Voice of the People trustees charged in Zimbabwe

New York, January 24, 2006—Six trustees of the independent news production company Voice of the People were charged today with broadcasting without a license, which carries a potential two-year prison penalty. Defense lawyer Beatrice Mtetwa said her clients appeared in court this morning in the capital, Harare, after learning that police were seeking their arrest.

Police had visited trustees’ houses and had detained two household staff employed by trustee Arnold Tsunga, who is also director of the Zimbabwe Lawyers for Human Rights (ZLHR).

The trustees were granted bail and told to report to police every Friday. Tsunga’s driver and caretaker were released without charge after spending three nights in jail for allegedly obstructing an investigation.

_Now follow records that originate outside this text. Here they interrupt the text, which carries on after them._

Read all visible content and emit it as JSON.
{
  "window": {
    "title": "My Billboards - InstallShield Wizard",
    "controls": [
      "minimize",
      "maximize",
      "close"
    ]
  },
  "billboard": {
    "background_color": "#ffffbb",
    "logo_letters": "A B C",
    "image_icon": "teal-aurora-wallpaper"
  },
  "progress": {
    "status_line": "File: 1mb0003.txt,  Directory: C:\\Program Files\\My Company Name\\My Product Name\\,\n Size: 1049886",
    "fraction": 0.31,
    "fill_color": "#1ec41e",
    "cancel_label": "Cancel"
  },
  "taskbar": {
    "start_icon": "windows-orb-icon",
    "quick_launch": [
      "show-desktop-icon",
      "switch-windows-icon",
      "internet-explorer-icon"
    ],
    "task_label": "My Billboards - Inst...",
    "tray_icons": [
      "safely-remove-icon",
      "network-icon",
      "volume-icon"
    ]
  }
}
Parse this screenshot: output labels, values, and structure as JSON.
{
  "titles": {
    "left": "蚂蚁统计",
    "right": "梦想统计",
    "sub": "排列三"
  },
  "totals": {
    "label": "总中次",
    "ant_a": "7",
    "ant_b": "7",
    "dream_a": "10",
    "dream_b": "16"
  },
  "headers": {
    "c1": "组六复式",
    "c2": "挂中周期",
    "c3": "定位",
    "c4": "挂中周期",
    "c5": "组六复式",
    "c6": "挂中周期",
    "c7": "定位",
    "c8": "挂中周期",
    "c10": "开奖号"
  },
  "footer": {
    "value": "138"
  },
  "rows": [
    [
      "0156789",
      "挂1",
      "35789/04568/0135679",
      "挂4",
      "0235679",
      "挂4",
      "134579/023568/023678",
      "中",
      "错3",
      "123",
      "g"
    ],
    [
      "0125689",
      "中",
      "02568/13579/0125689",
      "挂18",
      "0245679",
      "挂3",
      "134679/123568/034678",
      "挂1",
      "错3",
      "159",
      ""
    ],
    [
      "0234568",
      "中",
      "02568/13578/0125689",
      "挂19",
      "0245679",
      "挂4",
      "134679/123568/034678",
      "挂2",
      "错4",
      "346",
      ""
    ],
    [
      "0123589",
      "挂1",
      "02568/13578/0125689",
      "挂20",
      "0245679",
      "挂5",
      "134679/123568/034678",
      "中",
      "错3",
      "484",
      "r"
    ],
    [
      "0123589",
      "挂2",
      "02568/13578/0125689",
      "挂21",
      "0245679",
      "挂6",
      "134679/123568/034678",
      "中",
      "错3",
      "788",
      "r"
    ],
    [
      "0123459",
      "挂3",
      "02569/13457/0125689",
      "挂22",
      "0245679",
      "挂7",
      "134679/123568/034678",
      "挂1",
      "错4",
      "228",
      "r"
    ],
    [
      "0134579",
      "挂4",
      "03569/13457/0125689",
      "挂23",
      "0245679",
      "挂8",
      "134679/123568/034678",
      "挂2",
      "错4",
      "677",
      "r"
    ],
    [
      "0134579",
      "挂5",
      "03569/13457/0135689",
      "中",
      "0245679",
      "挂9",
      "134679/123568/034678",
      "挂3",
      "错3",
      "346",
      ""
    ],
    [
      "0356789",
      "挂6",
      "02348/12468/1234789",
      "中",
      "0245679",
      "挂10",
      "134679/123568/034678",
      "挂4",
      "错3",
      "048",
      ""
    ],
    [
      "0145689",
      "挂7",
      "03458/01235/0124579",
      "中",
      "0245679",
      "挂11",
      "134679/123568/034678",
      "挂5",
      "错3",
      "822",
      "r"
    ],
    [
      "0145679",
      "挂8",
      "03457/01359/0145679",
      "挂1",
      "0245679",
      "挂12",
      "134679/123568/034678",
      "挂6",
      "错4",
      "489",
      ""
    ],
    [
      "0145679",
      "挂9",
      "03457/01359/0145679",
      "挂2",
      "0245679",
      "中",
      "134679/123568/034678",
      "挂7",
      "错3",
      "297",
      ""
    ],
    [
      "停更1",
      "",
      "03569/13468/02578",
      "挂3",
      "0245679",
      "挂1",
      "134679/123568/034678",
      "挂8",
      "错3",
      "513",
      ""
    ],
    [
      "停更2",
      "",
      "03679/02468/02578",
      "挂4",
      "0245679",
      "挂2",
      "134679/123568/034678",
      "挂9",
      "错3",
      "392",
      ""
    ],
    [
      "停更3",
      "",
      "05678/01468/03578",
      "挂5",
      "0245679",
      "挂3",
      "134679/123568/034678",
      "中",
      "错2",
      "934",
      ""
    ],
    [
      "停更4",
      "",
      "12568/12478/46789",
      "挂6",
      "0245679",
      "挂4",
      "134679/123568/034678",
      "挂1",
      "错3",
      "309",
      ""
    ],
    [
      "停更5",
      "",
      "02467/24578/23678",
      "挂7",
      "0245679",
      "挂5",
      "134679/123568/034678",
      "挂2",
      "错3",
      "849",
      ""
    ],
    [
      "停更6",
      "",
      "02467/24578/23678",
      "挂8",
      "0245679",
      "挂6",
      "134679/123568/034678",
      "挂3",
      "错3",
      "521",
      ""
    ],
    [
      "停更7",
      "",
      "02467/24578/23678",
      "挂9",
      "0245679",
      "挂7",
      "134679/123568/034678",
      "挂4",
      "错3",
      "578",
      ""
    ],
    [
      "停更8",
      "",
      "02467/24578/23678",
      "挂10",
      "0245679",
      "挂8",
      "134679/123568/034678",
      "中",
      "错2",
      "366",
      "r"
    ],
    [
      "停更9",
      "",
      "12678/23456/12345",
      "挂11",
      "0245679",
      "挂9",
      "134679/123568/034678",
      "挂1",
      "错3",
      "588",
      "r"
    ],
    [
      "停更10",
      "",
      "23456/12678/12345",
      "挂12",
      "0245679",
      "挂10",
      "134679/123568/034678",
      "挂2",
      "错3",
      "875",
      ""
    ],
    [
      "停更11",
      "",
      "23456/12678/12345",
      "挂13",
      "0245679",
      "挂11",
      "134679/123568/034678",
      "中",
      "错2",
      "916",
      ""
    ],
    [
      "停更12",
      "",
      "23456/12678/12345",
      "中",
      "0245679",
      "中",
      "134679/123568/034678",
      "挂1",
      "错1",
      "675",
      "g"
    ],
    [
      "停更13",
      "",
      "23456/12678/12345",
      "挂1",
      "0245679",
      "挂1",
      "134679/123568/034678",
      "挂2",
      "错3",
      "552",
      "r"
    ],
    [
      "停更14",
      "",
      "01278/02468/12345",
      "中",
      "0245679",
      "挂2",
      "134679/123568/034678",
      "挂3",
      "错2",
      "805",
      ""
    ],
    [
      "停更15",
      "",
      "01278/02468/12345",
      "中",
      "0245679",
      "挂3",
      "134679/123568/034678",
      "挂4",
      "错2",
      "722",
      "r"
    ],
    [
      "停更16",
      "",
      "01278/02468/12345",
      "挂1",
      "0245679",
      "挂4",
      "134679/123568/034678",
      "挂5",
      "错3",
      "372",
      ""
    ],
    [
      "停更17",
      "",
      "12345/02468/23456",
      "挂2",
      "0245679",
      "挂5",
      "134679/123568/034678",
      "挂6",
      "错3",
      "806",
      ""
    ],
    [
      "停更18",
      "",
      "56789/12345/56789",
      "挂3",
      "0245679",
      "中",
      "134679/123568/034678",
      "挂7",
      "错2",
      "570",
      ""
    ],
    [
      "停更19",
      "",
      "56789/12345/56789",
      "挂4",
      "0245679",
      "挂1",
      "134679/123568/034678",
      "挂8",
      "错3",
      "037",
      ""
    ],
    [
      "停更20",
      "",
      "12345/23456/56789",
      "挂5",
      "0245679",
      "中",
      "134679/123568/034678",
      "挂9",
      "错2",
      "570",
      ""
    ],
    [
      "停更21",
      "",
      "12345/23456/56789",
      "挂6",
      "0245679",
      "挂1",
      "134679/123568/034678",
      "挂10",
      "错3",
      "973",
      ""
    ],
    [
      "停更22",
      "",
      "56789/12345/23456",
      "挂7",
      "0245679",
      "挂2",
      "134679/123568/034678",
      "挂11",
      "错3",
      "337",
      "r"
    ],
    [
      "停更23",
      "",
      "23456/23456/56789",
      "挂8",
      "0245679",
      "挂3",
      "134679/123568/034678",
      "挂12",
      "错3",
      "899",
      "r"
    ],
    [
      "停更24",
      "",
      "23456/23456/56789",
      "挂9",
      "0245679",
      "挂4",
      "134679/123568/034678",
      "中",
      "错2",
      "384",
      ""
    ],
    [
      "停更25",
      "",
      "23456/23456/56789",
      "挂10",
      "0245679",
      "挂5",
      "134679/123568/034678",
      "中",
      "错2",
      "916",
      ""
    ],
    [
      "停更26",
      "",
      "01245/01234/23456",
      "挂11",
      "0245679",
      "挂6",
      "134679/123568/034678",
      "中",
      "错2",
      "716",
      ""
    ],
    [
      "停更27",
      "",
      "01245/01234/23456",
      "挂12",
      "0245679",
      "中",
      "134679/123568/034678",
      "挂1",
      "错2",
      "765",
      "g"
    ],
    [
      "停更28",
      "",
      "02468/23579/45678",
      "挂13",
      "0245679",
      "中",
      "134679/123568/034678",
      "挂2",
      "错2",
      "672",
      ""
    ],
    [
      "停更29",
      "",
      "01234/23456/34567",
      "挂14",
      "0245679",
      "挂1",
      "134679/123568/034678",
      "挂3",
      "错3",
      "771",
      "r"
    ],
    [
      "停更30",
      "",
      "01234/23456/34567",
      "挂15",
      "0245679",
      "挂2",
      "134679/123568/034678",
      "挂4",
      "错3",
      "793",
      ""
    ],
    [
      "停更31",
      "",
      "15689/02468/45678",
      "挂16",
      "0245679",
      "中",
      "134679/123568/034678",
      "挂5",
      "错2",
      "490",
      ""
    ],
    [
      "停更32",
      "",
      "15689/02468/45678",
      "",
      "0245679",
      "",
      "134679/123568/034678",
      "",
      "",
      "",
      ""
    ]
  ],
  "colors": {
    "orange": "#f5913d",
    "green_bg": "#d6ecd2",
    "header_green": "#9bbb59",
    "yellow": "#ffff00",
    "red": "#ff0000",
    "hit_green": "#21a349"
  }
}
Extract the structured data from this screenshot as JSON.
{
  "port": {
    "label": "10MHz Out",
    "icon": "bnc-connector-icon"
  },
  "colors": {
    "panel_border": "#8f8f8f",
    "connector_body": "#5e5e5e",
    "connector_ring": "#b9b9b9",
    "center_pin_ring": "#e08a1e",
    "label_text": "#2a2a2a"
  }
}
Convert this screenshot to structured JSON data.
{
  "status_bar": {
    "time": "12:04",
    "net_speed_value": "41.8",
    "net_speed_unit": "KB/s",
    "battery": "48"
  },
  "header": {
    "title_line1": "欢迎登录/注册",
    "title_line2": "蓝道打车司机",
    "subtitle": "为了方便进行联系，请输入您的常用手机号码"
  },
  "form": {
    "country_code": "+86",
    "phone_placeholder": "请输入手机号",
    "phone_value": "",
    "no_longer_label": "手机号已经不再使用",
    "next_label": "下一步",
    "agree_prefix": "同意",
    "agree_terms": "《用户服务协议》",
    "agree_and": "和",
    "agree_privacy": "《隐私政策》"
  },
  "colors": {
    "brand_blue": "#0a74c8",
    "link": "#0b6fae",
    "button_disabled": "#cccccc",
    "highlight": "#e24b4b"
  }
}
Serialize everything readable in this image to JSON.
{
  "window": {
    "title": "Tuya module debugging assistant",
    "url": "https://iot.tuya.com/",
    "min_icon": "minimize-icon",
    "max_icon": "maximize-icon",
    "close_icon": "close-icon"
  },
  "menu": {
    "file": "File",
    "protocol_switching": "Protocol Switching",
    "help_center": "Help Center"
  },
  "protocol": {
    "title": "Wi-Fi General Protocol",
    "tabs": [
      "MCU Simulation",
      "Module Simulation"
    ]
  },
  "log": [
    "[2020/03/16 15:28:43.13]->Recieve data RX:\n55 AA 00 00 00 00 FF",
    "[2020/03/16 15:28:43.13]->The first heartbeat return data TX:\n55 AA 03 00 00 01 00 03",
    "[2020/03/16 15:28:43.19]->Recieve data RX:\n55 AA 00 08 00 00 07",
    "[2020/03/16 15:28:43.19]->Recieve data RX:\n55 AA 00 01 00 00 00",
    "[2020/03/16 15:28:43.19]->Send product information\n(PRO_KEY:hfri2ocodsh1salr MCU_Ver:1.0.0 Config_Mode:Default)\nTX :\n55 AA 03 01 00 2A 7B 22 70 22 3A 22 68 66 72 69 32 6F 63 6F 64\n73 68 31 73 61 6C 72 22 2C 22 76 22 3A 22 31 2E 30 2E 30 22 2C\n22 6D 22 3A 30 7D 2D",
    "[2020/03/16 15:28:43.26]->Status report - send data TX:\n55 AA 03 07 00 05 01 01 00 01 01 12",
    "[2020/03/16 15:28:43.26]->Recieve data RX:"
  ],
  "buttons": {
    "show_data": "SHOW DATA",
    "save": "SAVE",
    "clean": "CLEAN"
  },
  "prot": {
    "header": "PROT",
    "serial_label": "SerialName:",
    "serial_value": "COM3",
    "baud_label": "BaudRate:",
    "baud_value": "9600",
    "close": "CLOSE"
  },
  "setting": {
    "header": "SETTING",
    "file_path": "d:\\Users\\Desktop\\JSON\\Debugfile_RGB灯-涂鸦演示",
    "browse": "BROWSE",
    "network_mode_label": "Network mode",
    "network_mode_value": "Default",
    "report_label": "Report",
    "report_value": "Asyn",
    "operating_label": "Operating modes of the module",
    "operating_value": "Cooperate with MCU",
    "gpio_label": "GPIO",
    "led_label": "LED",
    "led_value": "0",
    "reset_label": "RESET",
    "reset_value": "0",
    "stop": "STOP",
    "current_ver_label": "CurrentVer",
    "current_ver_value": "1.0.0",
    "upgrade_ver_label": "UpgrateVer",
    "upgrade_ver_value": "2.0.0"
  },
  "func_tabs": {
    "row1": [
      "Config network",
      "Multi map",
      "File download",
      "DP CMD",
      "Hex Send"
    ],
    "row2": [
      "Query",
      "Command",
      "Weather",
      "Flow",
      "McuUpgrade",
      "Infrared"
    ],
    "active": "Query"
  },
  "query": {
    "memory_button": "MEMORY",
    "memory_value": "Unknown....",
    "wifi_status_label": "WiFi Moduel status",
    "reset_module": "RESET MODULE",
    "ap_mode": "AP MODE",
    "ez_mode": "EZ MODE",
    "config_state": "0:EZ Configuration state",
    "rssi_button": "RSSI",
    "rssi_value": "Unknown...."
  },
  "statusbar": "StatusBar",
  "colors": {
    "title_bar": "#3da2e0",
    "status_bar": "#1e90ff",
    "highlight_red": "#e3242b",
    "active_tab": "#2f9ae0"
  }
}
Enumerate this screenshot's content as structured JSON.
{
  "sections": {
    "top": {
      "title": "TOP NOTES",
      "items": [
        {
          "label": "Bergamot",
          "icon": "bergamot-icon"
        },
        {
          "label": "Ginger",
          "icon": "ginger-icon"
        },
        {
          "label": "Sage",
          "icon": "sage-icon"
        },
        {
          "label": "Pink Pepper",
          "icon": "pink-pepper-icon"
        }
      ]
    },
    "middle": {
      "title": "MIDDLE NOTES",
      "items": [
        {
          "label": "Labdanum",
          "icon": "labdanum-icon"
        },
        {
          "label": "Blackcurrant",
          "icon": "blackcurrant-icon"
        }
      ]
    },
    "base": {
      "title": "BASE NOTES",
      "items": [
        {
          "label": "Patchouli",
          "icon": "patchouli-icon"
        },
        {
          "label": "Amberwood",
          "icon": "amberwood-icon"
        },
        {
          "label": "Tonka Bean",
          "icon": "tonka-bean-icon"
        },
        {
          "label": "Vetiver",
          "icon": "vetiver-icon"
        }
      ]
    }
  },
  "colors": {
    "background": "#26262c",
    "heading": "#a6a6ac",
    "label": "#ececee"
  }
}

The six trustees charged today were: chairman David Masunda, Isabella Matambanadzo, Millicent Phiri, Lawrence Chibwe, Nhlahla Ngwenya, and Tsunga, according to CPJ sources. They are scheduled to appear in court on February 10. VOP Director John Masuku was charged with the same offense on December 23.

VOP staffers produce programs on a variety of community and political issues but do not broadcast directly within Zimbabwe. The programming is transmitted via shortwave from overseas. Local sources say no new programs have been aired since police raided VOP’s Harare offices on December 15, confiscating equipment and files. They also arrested three staff members, who were released after Masuku and Masunda reported to the police on December 19.

ZLHR said the arrests of Tsunga’s household employees represented a disturbing new tactic in which “innocent individuals are being detained in order to unlawfully secure the presence of human rights defenders who have been continually harassed by state authorities and/or individuals acting on their instructions.”

“Zimbabwe’s international standing is eroded every time the government seeks to silence the ever-fewer number of critical voices,” said Ann Cooper, executive director of the Committee to Protect Journalists. “It’s sad to see so much time and resources devoted to quashing the sort of diverse viewpoints that would invigorate Zimbabwean society.”

Police last week arrested journalist Sydney Saize and accused him of writing a false story for the U.S. government-funded Voice of America. Saize was released without charge after spending three nights in police custody, according to the Media Institute for Southern Africa (MISA).Read CPJ’s alert.